paper trail

The New Yorker Union prepares a strike; Larissa Pham on taste

Larissa Pham. Photo: Adalena Kavanagh

The New Yorker Union is preparing to strike, after more than two years of bargaining. On their website, union members explain why they are ready to strike, and how readers, subscribers, and freelancers can hold the picket line if the union does strike.

ProPublica has begun publishing a new series based on the tax records of billionaires. The first installment shows how wealthy Americans like Warren Buffet, Jeff Bezos, Michael Bloomberg, and Elon Musk avoid paying taxes. ProPublica writes that in the coming months it will take an in-depth look at how high earners game the system.

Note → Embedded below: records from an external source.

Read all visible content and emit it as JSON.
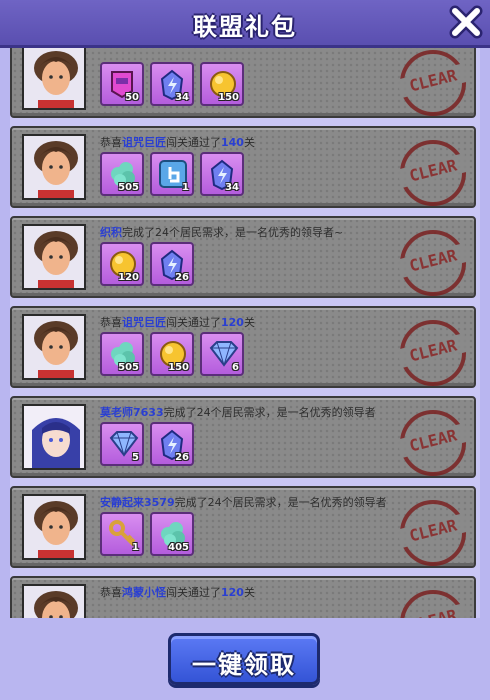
{
  "header": {
    "title": "联盟礼包"
  },
  "rows": [
    {
      "avatar": "avatar-curly-hair",
      "prefix": "",
      "name": "",
      "suffix": "",
      "items": [
        {
          "icon": "card-icon",
          "count": "50"
        },
        {
          "icon": "energy-gem-icon",
          "count": "34"
        },
        {
          "icon": "gold-coin-icon",
          "count": "150"
        }
      ],
      "stamp": "CLEAR"
    },
    {
      "avatar": "avatar-curly-hair",
      "prefix": "恭喜",
      "name": "诅咒巨匠",
      "suffix": "闯关通过了",
      "level": "140",
      "level_suffix": "关",
      "items": [
        {
          "icon": "cloud-icon",
          "count": "505"
        },
        {
          "icon": "tap-hand-icon",
          "count": "1"
        },
        {
          "icon": "energy-gem-icon",
          "count": "34"
        }
      ],
      "stamp": "CLEAR"
    },
    {
      "avatar": "avatar-curly-hair",
      "prefix": "",
      "name": "织积",
      "suffix": "完成了24个居民需求，是一名优秀的领导者~",
      "items": [
        {
          "icon": "gold-coin-icon",
          "count": "120"
        },
        {
          "icon": "energy-gem-icon",
          "count": "26"
        }
      ],
      "stamp": "CLEAR"
    },
    {
      "avatar": "avatar-curly-hair",
      "prefix": "恭喜",
      "name": "诅咒巨匠",
      "suffix": "闯关通过了",
      "level": "120",
      "level_suffix": "关",
      "items": [
        {
          "icon": "cloud-icon",
          "count": "505"
        },
        {
          "icon": "gold-coin-icon",
          "count": "150"
        },
        {
          "icon": "diamond-icon",
          "count": "6"
        }
      ],
      "stamp": "CLEAR"
    },
    {
      "avatar": "avatar-blue-hair",
      "prefix": "",
      "name": "莫老师7633",
      "suffix": "完成了24个居民需求，是一名优秀的领导者",
      "items": [
        {
          "icon": "diamond-icon",
          "count": "5"
        },
        {
          "icon": "energy-gem-icon",
          "count": "26"
        }
      ],
      "stamp": "CLEAR"
    },
    {
      "avatar": "avatar-curly-hair",
      "prefix": "",
      "name": "安静起来3579",
      "suffix": "完成了24个居民需求，是一名优秀的领导者",
      "items": [
        {
          "icon": "key-icon",
          "count": "1"
        },
        {
          "icon": "cloud-icon",
          "count": "405"
        }
      ],
      "stamp": "CLEAR"
    },
    {
      "avatar": "avatar-curly-hair",
      "prefix": "恭喜",
      "name": "鸿蒙小怪",
      "suffix": "闯关通过了",
      "level": "120",
      "level_suffix": "关",
      "items": [],
      "stamp": "CLEAR"
    }
  ],
  "claim_button": {
    "label": "一键领取"
  },
  "colors": {
    "header": "#5a4fb0",
    "highlight": "#2a3fd2",
    "item_bg": "#c46fe6",
    "stamp": "#8a1f1f",
    "button": "#3454d6"
  }
}
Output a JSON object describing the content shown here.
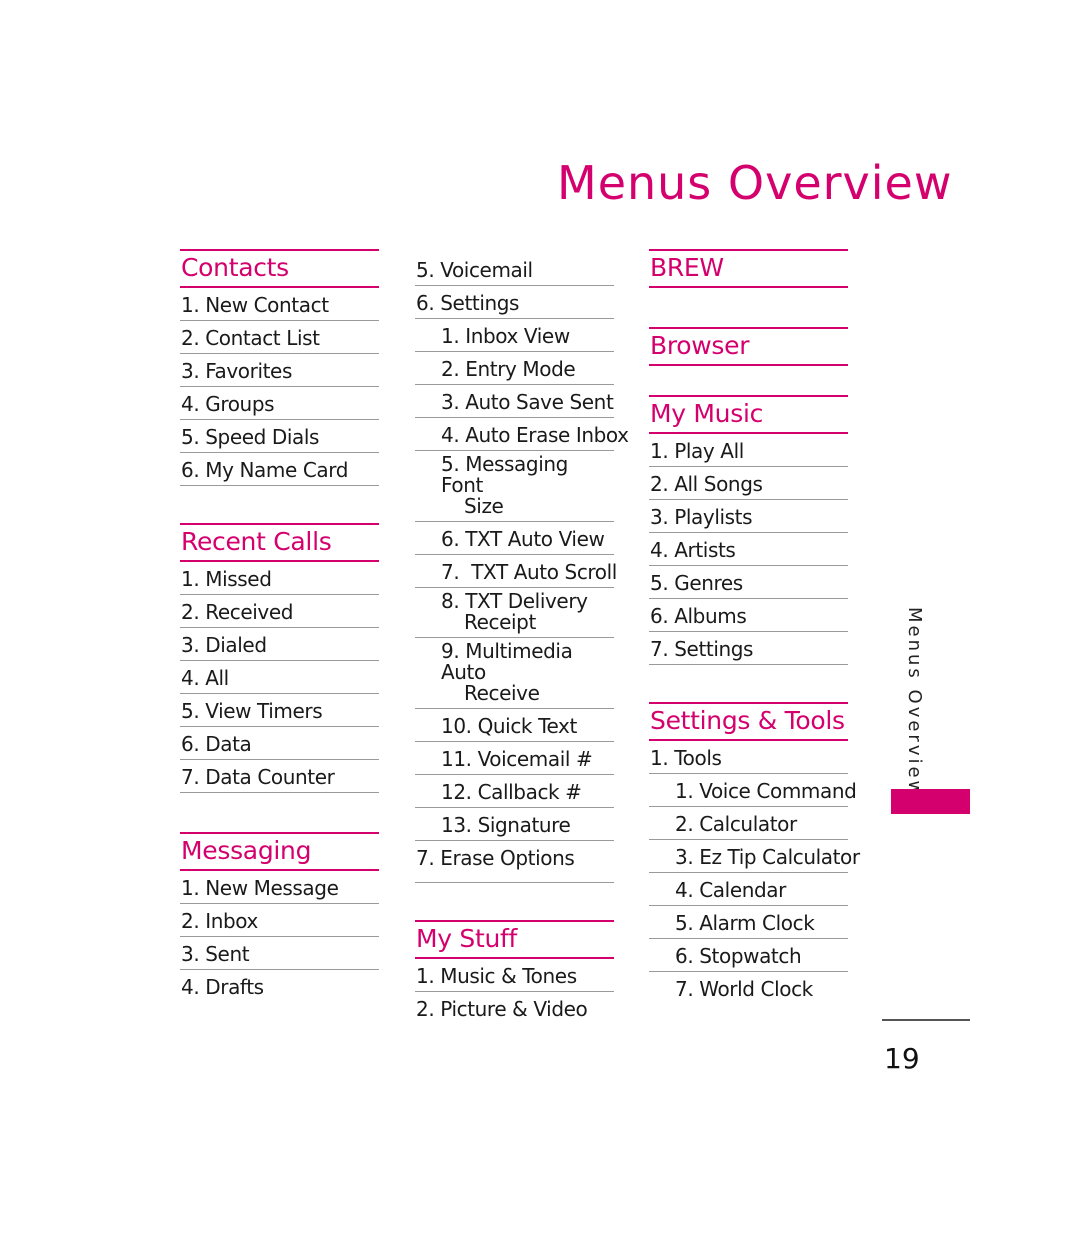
{
  "page": {
    "title": "Menus Overview",
    "side_tab_label": "Menus Overview",
    "page_number": "19",
    "accent_color": "#d4006e"
  },
  "columns": [
    {
      "sections": [
        {
          "heading": "Contacts",
          "items": [
            {
              "label": "1. New Contact"
            },
            {
              "label": "2. Contact List"
            },
            {
              "label": "3. Favorites"
            },
            {
              "label": "4. Groups"
            },
            {
              "label": "5. Speed Dials"
            },
            {
              "label": "6. My Name Card"
            }
          ]
        },
        {
          "heading": "Recent Calls",
          "items": [
            {
              "label": "1. Missed"
            },
            {
              "label": "2. Received"
            },
            {
              "label": "3. Dialed"
            },
            {
              "label": "4. All"
            },
            {
              "label": "5. View Timers"
            },
            {
              "label": "6. Data"
            },
            {
              "label": "7. Data Counter"
            }
          ]
        },
        {
          "heading": "Messaging",
          "items": [
            {
              "label": "1. New Message"
            },
            {
              "label": "2. Inbox"
            },
            {
              "label": "3. Sent"
            },
            {
              "label": "4. Drafts"
            }
          ]
        }
      ]
    },
    {
      "sections": [
        {
          "heading": null,
          "items": [
            {
              "label": "5. Voicemail"
            },
            {
              "label": "6. Settings"
            },
            {
              "label": "1. Inbox View",
              "level": 2
            },
            {
              "label": "2. Entry Mode",
              "level": 2
            },
            {
              "label": "3. Auto Save Sent",
              "level": 2
            },
            {
              "label": "4. Auto Erase Inbox",
              "level": 2
            },
            {
              "label": "5. Messaging Font",
              "cont": "Size",
              "level": 2
            },
            {
              "label": "6. TXT Auto View",
              "level": 2
            },
            {
              "label": "7.  TXT Auto Scroll",
              "level": 2
            },
            {
              "label": "8. TXT Delivery",
              "cont": "Receipt",
              "level": 2
            },
            {
              "label": "9. Multimedia Auto",
              "cont": "Receive",
              "level": 2
            },
            {
              "label": "10. Quick Text",
              "level": 2
            },
            {
              "label": "11. Voicemail #",
              "level": 2
            },
            {
              "label": "12. Callback #",
              "level": 2
            },
            {
              "label": "13. Signature",
              "level": 2
            },
            {
              "label": "7. Erase Options"
            }
          ]
        },
        {
          "heading": "My Stuff",
          "items": [
            {
              "label": "1. Music & Tones"
            },
            {
              "label": "2. Picture & Video"
            }
          ]
        }
      ]
    },
    {
      "sections": [
        {
          "heading": "BREW",
          "items": []
        },
        {
          "heading": "Browser",
          "items": []
        },
        {
          "heading": "My Music",
          "items": [
            {
              "label": "1. Play All"
            },
            {
              "label": "2. All Songs"
            },
            {
              "label": "3. Playlists"
            },
            {
              "label": "4. Artists"
            },
            {
              "label": "5. Genres"
            },
            {
              "label": "6. Albums"
            },
            {
              "label": "7. Settings"
            }
          ]
        },
        {
          "heading": "Settings & Tools",
          "items": [
            {
              "label": "1. Tools"
            },
            {
              "label": "1. Voice Command",
              "level": 2
            },
            {
              "label": "2. Calculator",
              "level": 2
            },
            {
              "label": "3. Ez Tip Calculator",
              "level": 2
            },
            {
              "label": "4. Calendar",
              "level": 2
            },
            {
              "label": "5. Alarm Clock",
              "level": 2
            },
            {
              "label": "6. Stopwatch",
              "level": 2
            },
            {
              "label": "7. World Clock",
              "level": 2
            }
          ]
        }
      ]
    }
  ]
}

Choire Sicha is leaving the New York Times to become an editor-at-large for New York magazine. According to a press release, Sicha will write short and long-form pieces and “be a roving observer, critic and reporter, finding opportunities to narrate this country’s swiftly changing cultural landscape.”

On June 10th, the Free Library of Philadelphia is hosting a virtual event with Carol Anderson, who will discuss her new book, The Second: Race and Guns in a Fatally Unequal America, with Tracey Matisak.

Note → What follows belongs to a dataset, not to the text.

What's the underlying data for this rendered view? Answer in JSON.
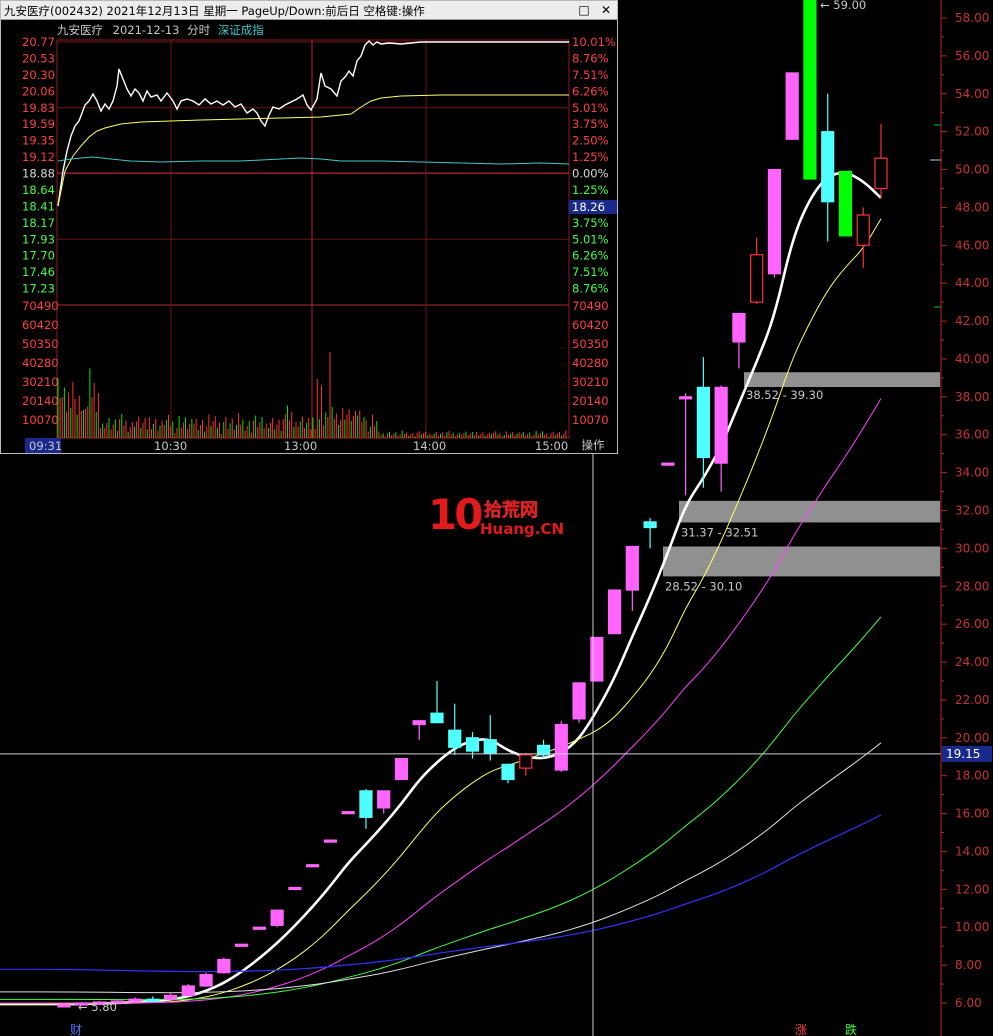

More than fourteen thousand authors are taking the #1000wordsofsummer challenge, organized by fiction writer Jami Attenberg. Attenberg’s newsletter Craft Talk offers advice and support from writers such as Celeste Ng, Lauren Groff, and Rumaan Alam. Remembering a stray life lesson he’d heard from an author—that “no one will ask you to write a book” —Alam takes the mantra one step further: “No one will ask you to write, full stop. It’s up to you. You probably already knew that, which is why you’re trying to produce 1,000 words a day right now.”

At Bomb, Rebecca Schuh interviews Larissa Pham about her new essay collection Pop Song. Pham talks about freelancing and the “filler economy,” trolling the MoMA archives, and respecting differences of taste: “People should enjoy what they want. I don’t have to like it and I don’t have to pretend to like it, that’s the tradeoff. And I also think it’s important to stay true to both of those things. Not be a judgmental bitch but not sell out your own taste. Taste is one of the only things about ourselves that we can really count on to know ourselves.”